Looking back I’m glad I was kind to him at the time.
At least I think I was, in the now, not later, not retrospectively.
Standing at the school gates in his Navy uniform, Percy seemed to have found his legs.
Back then you could leave school at 15, sort of age when you know exactly what you want to do with the rest of your life.
At school Percy was all at sea.
On his last day, cast off, he simply sailed away.
It has to be said (does it?) he wasn’t the brightest boy.
Some of our more direct brethren used the words Percy and plank in the same sentence.
He wasn’t aloof, self-contained, a self –appointed loner;
he was lonely – there is a difference – isolated, lost.
I never knew why, who was responsible, if the responsibility was his or others and to what ratio.

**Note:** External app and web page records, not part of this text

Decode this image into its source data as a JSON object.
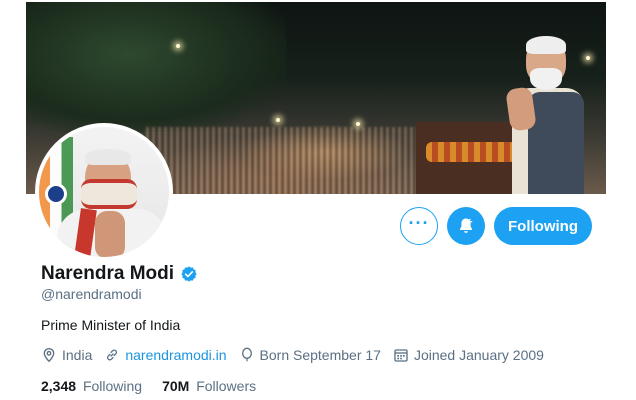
{
  "profile": {
    "name": "Narendra Modi",
    "handle": "@narendramodi",
    "bio": "Prime Minister of India",
    "location": "India",
    "website": "narendramodi.in",
    "birthday": "Born September 17",
    "joined": "Joined January 2009",
    "following_count": "2,348",
    "following_label": "Following",
    "followers_count": "70M",
    "followers_label": "Followers"
  },
  "actions": {
    "more_label": "···",
    "follow_label": "Following"
  },
  "icons": {
    "more": "more-dots-icon",
    "notify": "bell-icon",
    "verified": "verified-badge-icon",
    "location": "location-pin-icon",
    "link": "link-icon",
    "birthday": "balloon-icon",
    "joined": "calendar-icon"
  },
  "colors": {
    "accent": "#1da1f2",
    "link": "#1b95e0",
    "muted": "#5b7083",
    "text": "#14171a"
  }
}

Do people choose to be alone? Really?
I can see his last day now,
that defeated walk of his, off course.
There were not many waves for Percy.

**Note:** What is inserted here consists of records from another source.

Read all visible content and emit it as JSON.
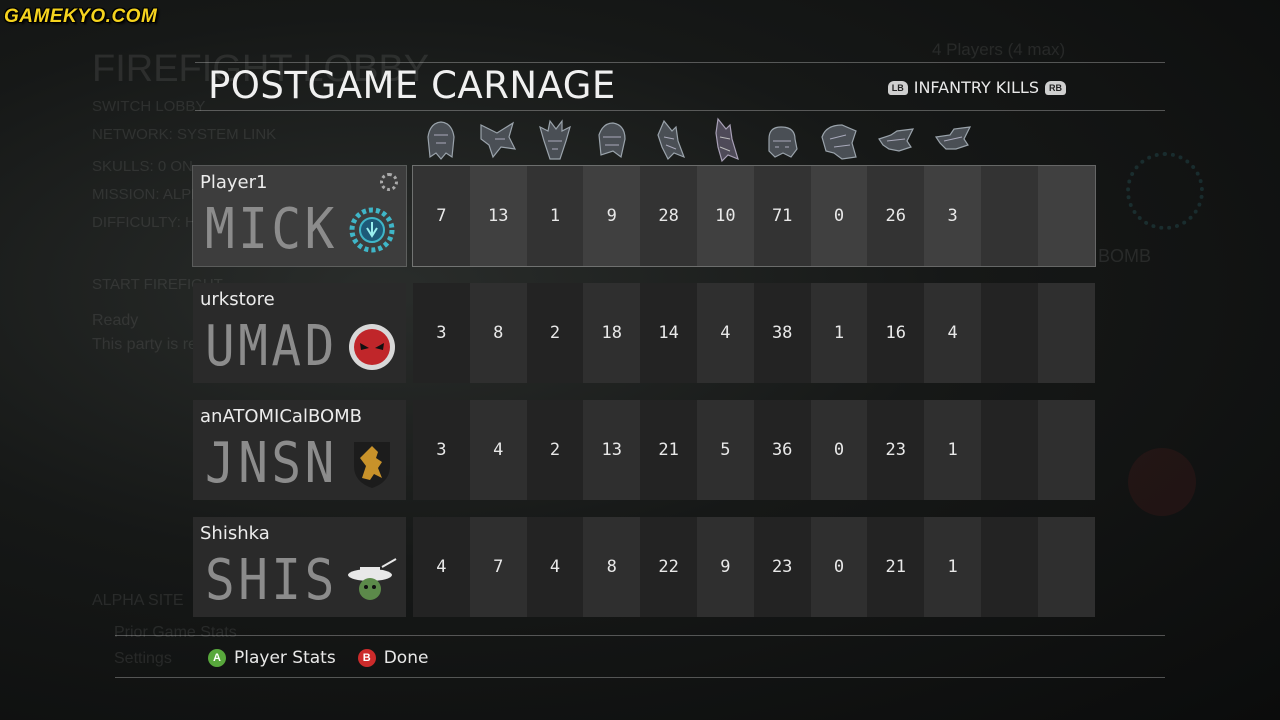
{
  "watermark": "GAMEKYO.COM",
  "background": {
    "lobby_title": "FIREFIGHT LOBBY",
    "player_count": "4 Players (4 max)",
    "menu_lines": [
      "SWITCH LOBBY",
      "NETWORK: SYSTEM LINK",
      "SKULLS: 0 ON",
      "MISSION: ALPHA SITE",
      "DIFFICULTY: HEROIC",
      "START FIREFIGHT",
      "Ready",
      "This party is ready to go."
    ],
    "bottom_lines": [
      "ALPHA SITE",
      "Prior Game Stats",
      "Settings"
    ],
    "side_text": "BOMB"
  },
  "header": {
    "title": "POSTGAME CARNAGE",
    "left_bumper": "LB",
    "category": "INFANTRY KILLS",
    "right_bumper": "RB"
  },
  "enemy_columns": [
    "grunt-icon",
    "jackal-icon",
    "skirmisher-icon",
    "drone-icon",
    "elite-icon",
    "elite-ranger-icon",
    "brute-icon",
    "hunter-icon",
    "engineer-icon",
    "skirmisher-commando-icon"
  ],
  "players": [
    {
      "gamertag": "Player1",
      "service_tag": "MICK",
      "emblem": "gear-emblem-icon",
      "selected": true,
      "stats": [
        "7",
        "13",
        "1",
        "9",
        "28",
        "10",
        "71",
        "0",
        "26",
        "3",
        "",
        ""
      ]
    },
    {
      "gamertag": "urkstore",
      "service_tag": "UMAD",
      "emblem": "angry-face-emblem-icon",
      "selected": false,
      "stats": [
        "3",
        "8",
        "2",
        "18",
        "14",
        "4",
        "38",
        "1",
        "16",
        "4",
        "",
        ""
      ]
    },
    {
      "gamertag": "anATOMICalBOMB",
      "service_tag": "JNSN",
      "emblem": "lion-shield-emblem-icon",
      "selected": false,
      "stats": [
        "3",
        "4",
        "2",
        "13",
        "21",
        "5",
        "36",
        "0",
        "23",
        "1",
        "",
        ""
      ]
    },
    {
      "gamertag": "Shishka",
      "service_tag": "SHIS",
      "emblem": "hat-emblem-icon",
      "selected": false,
      "stats": [
        "4",
        "7",
        "4",
        "8",
        "22",
        "9",
        "23",
        "0",
        "21",
        "1",
        "",
        ""
      ]
    }
  ],
  "footer": {
    "a_glyph": "A",
    "a_label": "Player Stats",
    "b_glyph": "B",
    "b_label": "Done"
  },
  "colors": {
    "a_button": "#58a83c",
    "b_button": "#cc2b2b",
    "watermark": "#f5d31e"
  }
}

Three years elapsed before any messages from him were picked up
but to be direct not that many were on his wavelength.
It was my last day by that time too.
There was a cluster round the gates:
Percy came into view. He seemed taller but it was the way he stood, to attention, making the most of what there was.
He passed his white hat round, polaroids emerged
and to cap it all, flares were in that year.